What is expected.
Read through the records. Copy each line that has the word "Tytuł".

[Source records]

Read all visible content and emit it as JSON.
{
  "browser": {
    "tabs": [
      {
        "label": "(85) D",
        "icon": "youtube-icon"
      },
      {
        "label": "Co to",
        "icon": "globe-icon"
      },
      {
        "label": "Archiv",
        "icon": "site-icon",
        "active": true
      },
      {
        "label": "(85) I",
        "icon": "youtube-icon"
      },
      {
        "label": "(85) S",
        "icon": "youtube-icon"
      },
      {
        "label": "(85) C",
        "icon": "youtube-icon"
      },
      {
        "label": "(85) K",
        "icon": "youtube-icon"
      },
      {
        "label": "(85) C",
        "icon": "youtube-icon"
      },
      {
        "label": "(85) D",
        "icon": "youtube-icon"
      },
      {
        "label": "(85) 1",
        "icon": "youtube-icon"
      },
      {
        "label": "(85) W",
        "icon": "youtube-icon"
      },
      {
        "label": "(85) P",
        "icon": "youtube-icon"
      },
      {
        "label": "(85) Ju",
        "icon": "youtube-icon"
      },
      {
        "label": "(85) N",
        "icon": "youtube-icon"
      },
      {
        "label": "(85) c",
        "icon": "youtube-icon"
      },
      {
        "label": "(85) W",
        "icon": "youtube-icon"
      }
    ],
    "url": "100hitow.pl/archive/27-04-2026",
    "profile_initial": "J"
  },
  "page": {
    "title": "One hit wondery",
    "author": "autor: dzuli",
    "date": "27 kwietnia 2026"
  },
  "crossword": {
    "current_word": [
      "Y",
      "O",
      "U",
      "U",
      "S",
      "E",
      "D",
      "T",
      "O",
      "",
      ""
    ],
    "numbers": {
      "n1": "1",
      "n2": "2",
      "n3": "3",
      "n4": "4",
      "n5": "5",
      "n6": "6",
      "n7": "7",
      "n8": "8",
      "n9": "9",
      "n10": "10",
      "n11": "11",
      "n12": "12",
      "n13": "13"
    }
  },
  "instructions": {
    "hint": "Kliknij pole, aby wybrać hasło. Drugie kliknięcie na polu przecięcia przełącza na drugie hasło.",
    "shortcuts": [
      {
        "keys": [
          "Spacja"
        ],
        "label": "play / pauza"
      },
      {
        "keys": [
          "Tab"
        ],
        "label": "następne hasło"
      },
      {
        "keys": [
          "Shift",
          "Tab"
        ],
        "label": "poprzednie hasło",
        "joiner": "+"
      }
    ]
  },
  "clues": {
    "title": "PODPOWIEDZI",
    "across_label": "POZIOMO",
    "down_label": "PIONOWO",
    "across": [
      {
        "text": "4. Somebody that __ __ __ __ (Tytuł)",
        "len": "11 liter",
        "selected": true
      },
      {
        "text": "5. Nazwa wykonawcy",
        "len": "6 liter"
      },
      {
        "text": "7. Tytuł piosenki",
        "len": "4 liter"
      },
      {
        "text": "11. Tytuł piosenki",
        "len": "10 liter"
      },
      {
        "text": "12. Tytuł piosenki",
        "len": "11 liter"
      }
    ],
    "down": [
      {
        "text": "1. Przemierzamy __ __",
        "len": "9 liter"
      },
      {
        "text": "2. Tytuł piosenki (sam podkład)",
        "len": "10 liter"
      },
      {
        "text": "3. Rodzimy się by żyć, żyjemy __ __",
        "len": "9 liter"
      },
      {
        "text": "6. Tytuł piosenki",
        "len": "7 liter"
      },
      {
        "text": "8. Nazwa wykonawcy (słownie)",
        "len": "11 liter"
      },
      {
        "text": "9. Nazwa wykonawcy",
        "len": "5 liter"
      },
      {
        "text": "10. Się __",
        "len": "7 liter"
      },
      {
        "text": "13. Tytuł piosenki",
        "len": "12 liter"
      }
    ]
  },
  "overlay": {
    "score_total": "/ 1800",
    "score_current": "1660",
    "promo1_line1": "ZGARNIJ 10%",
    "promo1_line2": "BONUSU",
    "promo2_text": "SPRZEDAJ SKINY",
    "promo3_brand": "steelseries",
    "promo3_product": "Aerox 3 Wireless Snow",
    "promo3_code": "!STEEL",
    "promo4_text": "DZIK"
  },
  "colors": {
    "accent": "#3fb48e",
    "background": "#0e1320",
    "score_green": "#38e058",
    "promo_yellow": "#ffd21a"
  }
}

Answer to this exercise.
        "text": "4. Somebody that __ __ __ __ (Tytuł)",
        "text": "7. Tytuł piosenki",
        "text": "11. Tytuł piosenki",
        "text": "12. Tytuł piosenki",
        "text": "2. Tytuł piosenki (sam podkład)",
        "text": "6. Tytuł piosenki",
        "text": "13. Tytuł piosenki",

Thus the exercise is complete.